Dylan was once a man that the vampires, werewolves, and other creatures of the night called to keep them safe as law enforcement does for the human element of the world. But today he works solely as a P.I. for the normal inhabitants after his reputation was changed for the worse years prior. However, if he really wanted to get out of the game then he should have probably left the state, because these things have a tendency to come creeping back into one’s life.
As creature features go, this one is all over the place in terms of make-up and computer generated effects. One morph right in the camera’s lens is pretty horrible, but in the end one final go at the effects leads me to believe that all the money was saved for these shots so that the climax of the film actually meant something (which unfortunately it didn’t due to the lack of interest in the build up). The vampires were ok for the most part, pulling heavily from the Buffy the Vampire Slayer look, and the zombies were actually pretty interesting in terms of their degradation, but the worst were the werewolves. They were too comical looking to be taken seriously as a threat, in a 1985 Teen Wolf sort of way, but worse.
Story wise, the relationship between Dylan Dog (Brandon Routh) and a woman, Elizabeth (Anita Briem), whose father’s death is what brings this case to Dylan’s attention, is laughably forced as it progresses. At first he is just simply here to protect her, but as he lets her in (ie tells her all about what happened to his last girlfriend), things go a little like this: Dylan – “Oh I miss my girlfriend so much. We can’t do this. But we need the plot point, so do you want to have sex with me?”
For every horrible attempt to keep her character in play, there are just as many great moments between Dylan and his sidekick Marcus. Sam Huntington creates the majority of the great scenes of the film with his awkward comedic relief, and without him there is no way that this film would have remained watchable in the slightest.
Final Grade: D
Red State (2011) – Currently available for streaming through Netflix
Overly zealous religious individuals can be pretty annoying for those who don’t share their level of love for the Lord. Then get them in a group and their beliefs can be down right deadly.
As a great attempt at marketing within the DVD, a preview for Bill Maher’s Religulous can be found before the DVD’s menu screen. As a documentary about exploring the nature of religion and how beliefs may seem a little ridiculous to someone on the outside looking in, it fits perfectly with the main body of characters in Red State. The film picks up with three boys who have a sexual drive that would put those from American Pie to shame. When one of the three makes a date to get down and dirty with a woman he has been talking to on the internet, his two friends go along to share in the fun.

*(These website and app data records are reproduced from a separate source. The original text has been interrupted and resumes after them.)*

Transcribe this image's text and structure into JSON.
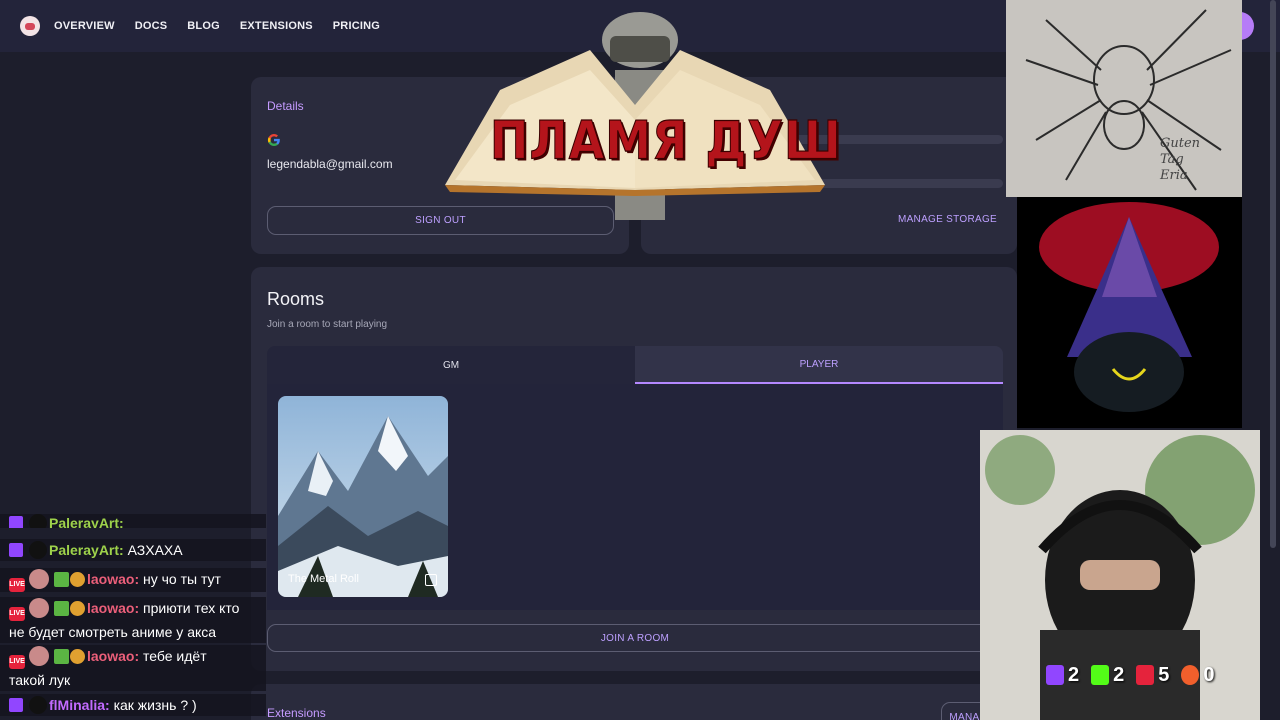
{
  "nav": {
    "items": [
      "OVERVIEW",
      "DOCS",
      "BLOG",
      "EXTENSIONS",
      "PRICING"
    ]
  },
  "details": {
    "title": "Details",
    "email": "legendabla@gmail.com",
    "sign_out": "SIGN OUT"
  },
  "storage": {
    "manage": "MANAGE STORAGE"
  },
  "rooms": {
    "title": "Rooms",
    "subtitle": "Join a room to start playing",
    "tabs": [
      "GM",
      "PLAYER"
    ],
    "active_tab": "PLAYER",
    "room_name": "The Metal Roll",
    "join": "JOIN A ROOM"
  },
  "extensions": {
    "title": "Extensions",
    "manage": "MANAGE"
  },
  "overlay": {
    "book_title": "ПЛАМЯ ДУШ",
    "sketch_text": [
      "Guten",
      "Tag",
      "Eria"
    ]
  },
  "chat": [
    {
      "user": "PalerayArt:",
      "msg": "",
      "platform": "twitch",
      "color": "green"
    },
    {
      "user": "PalerayArt:",
      "msg": "АЗХАХА",
      "platform": "twitch",
      "color": "green"
    },
    {
      "user": "laowao:",
      "msg": "ну чо ты тут",
      "platform": "live",
      "color": "pink"
    },
    {
      "user": "laowao:",
      "msg": "приюти тех кто",
      "msg2": "не будет смотреть аниме у акса",
      "platform": "live",
      "color": "pink"
    },
    {
      "user": "laowao:",
      "msg": "тебе идёт",
      "msg2": "такой лук",
      "platform": "live",
      "color": "pink"
    },
    {
      "user": "flMinalia:",
      "msg": "как жизнь ? )",
      "platform": "twitch",
      "color": "purple"
    }
  ],
  "viewer_counts": [
    {
      "platform": "twitch",
      "count": "2",
      "color": "#9146ff"
    },
    {
      "platform": "kick",
      "count": "2",
      "color": "#53fc18"
    },
    {
      "platform": "live",
      "count": "5",
      "color": "#e5233c"
    },
    {
      "platform": "boosty",
      "count": "0",
      "color": "#f15f2c"
    }
  ]
}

Arguing for the fact that you should always be hesitant to trust strangers you meet on the internet, these boys are drugged and kidnapped by a group of crazy religious individuals who make the Westboro Baptist Church look like standup citizens in their hatred of homosexuals and sexual deviants. As this kidnapping brings in a hint of suspense as the lives of the three friends are seriously threatened thanks to the church’s willingness to rid the world of those who look to corrupt it, this genre switch only marks the first time in which the tone of the film changes, moving through horny boys to suspense to action to possible paranormal happenings before the film is done.
This group of believers will have anyone rooting for their deaths as things escalate and their stash of guns finally gets to come out of the bowls of the church (especially after a rather lengthy sermon about all those “filthy perverts”), yet it still manages to keep these religious extremists from being the only ones with faults as law enforcement officers move in to sweep the escalating situation under the rug as cleanly as possible.
With a few graphic moments that manage to shock and an end to the violence that is ridiculous enough in a comical sense as the tone once again flips on a dime, the film is recommended for those who don’t mind blood and religious extremists becoming a mockery.
Final Grade: B-